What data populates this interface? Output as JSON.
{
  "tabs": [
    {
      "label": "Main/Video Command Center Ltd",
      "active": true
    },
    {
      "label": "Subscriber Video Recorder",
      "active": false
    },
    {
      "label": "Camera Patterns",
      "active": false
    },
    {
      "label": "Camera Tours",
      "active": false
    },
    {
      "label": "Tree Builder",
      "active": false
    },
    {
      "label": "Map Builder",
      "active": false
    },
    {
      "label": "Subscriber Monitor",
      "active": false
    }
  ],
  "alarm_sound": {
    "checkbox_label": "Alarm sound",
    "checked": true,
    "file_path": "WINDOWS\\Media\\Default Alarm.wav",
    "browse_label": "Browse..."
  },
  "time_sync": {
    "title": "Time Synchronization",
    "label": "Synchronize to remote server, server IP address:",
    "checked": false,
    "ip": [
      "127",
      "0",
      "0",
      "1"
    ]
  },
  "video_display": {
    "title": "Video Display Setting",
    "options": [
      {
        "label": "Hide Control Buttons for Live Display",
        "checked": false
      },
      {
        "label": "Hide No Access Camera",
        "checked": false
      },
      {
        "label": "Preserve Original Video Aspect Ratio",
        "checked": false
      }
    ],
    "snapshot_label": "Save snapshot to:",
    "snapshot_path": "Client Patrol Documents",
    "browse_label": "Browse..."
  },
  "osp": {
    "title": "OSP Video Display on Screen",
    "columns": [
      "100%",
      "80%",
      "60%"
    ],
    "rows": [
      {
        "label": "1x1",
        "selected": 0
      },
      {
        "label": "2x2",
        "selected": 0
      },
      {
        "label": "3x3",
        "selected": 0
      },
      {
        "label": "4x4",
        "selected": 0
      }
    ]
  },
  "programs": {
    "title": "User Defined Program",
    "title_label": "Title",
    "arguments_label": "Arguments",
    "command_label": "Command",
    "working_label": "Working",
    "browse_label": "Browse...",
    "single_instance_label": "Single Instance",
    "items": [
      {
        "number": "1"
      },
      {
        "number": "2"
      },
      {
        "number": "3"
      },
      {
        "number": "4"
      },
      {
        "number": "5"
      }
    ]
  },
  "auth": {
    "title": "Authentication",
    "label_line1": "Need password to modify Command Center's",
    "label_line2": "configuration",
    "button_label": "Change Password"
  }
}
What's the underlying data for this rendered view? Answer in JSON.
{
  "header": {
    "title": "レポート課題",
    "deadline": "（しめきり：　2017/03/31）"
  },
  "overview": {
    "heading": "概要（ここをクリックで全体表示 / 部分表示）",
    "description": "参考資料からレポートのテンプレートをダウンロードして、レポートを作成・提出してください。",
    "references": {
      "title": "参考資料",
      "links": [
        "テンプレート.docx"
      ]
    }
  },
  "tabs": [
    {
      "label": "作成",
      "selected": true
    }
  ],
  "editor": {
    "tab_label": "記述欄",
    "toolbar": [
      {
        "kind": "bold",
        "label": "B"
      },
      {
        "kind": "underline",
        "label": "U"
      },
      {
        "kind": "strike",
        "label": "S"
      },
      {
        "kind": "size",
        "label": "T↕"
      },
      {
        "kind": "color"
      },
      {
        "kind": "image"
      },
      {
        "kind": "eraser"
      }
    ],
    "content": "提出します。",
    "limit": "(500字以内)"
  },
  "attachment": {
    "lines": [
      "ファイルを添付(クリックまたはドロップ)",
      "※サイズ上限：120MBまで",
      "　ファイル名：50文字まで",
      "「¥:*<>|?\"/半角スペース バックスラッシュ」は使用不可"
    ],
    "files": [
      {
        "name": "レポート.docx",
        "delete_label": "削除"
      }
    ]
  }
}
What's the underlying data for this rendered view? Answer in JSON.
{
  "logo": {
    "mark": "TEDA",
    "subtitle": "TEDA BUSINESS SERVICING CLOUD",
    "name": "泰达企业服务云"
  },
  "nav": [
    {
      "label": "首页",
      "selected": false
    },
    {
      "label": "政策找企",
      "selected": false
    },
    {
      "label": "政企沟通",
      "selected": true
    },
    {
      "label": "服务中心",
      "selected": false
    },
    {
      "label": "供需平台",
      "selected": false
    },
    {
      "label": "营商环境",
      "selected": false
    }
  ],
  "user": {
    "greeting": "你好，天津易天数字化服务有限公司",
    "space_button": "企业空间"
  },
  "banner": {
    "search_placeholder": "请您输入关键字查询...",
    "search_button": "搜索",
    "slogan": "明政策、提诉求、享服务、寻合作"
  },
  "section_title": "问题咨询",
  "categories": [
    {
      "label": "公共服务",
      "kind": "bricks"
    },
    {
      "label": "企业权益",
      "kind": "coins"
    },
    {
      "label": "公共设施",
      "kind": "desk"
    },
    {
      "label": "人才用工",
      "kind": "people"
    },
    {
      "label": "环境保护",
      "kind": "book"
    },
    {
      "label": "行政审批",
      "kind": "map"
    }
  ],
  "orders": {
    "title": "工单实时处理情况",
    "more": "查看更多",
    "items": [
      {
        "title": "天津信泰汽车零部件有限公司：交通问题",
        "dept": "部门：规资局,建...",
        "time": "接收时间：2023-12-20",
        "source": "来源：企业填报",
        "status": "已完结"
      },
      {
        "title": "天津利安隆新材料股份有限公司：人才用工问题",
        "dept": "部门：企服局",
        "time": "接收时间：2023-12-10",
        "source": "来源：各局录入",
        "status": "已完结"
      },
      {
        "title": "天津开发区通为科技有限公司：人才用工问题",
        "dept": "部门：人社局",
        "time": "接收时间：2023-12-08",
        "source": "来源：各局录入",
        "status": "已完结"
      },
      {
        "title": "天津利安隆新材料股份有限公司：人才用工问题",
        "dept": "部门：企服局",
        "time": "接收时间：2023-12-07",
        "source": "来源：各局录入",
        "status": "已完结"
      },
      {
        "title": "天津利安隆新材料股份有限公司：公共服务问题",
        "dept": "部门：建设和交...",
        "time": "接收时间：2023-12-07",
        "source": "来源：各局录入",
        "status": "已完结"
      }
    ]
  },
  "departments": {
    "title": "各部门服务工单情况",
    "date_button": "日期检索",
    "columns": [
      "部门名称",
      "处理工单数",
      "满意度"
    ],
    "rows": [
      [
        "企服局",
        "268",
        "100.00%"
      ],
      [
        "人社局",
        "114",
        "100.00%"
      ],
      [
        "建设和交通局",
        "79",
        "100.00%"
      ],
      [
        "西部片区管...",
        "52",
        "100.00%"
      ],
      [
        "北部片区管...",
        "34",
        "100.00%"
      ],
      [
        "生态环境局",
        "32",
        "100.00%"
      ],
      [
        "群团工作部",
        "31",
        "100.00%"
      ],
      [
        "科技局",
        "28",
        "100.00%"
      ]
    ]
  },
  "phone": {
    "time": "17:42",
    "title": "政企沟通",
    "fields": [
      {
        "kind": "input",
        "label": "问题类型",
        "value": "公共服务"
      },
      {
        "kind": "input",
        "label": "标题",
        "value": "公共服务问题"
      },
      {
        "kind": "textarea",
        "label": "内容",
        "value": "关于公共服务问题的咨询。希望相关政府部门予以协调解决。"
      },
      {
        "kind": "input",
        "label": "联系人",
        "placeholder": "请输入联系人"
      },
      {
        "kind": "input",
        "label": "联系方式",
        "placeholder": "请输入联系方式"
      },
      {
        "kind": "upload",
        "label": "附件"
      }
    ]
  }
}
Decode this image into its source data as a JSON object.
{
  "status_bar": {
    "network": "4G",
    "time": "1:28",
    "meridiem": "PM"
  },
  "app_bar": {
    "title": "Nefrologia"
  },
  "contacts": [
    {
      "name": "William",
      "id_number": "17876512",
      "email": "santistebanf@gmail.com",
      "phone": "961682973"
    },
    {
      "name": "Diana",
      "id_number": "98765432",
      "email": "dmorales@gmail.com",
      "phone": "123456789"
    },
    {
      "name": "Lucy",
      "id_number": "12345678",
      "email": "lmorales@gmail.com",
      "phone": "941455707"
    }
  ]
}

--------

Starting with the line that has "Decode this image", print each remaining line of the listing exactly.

Decode this image into its source data as a JSON object.
{
  "status_bar": {
    "network": "4G",
    "time": "1:28",
    "meridiem": "PM"
  },
  "app_bar": {
    "title": "Nefrologia"
  },
  "contacts": [
    {
      "name": "William",
      "id_number": "17876512",
      "email": "santistebanf@gmail.com",
      "phone": "961682973"
    },
    {
      "name": "Diana",
      "id_number": "98765432",
      "email": "dmorales@gmail.com",
      "phone": "123456789"
    },
    {
      "name": "Lucy",
      "id_number": "12345678",
      "email": "lmorales@gmail.com",
      "phone": "941455707"
    }
  ]
}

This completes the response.